Picturing Appalachia is a collection of early 20th century photographs that provide a glimpse into the life, culture, and natural landscape of the southern Appalachian mountains, in and around western North Carolina. The collection includes images by popular Great Smoky Mountains National Park photographers George Masa and Jim Thompson, as well as lesser-known photographers, like T.H. Lindsey, R.A. Romanes, A.L. Ensley, and George Sherrill.
Picturing Appalachia is a 21st century digital rendition created in the same vein as the popular 1872 print collection, “Picturesque America,” which introduced America to the scenic grandeur sited between its shores. Likewise, “Picturing Appalachia” illustrates the natural landscape, farms, and small towns in the southern Appalachians for those who may not know them firsthand.

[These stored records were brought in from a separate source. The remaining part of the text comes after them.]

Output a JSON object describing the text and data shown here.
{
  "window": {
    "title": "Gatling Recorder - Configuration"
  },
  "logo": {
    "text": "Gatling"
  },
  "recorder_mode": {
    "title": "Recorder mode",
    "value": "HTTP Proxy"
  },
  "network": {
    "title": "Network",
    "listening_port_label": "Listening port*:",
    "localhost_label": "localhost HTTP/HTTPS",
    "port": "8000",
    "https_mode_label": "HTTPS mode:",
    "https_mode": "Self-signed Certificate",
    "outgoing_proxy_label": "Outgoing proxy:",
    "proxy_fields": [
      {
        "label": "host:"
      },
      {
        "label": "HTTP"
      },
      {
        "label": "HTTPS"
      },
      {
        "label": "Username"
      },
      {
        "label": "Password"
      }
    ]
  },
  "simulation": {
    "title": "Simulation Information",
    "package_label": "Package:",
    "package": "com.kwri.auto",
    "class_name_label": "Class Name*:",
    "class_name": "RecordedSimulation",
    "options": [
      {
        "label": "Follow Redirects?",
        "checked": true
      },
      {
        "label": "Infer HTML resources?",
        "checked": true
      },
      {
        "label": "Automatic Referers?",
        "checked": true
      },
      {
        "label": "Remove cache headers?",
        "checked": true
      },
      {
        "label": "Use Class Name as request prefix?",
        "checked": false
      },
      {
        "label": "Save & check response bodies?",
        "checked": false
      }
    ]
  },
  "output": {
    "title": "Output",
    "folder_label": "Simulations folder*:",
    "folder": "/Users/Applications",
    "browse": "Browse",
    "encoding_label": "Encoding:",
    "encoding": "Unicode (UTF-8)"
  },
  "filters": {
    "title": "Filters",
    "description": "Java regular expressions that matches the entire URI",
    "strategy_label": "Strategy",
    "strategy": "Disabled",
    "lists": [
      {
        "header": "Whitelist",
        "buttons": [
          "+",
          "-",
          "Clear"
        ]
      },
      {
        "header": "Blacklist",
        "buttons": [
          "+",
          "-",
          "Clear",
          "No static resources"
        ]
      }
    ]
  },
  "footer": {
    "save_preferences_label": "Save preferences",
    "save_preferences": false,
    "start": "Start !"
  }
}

It is these pictures—along with the growth of the railroad and the publication of various travel brochures—that have made western North Carolina a popular travel destination.
Picturing Appalachia is made possible by funding from the federal Institute of Museum and Library Services (IMLS) under the provisions of the Library Services and Technology Act as administered by the State Library of North Carolina, a division of the Department of Cultural Resources.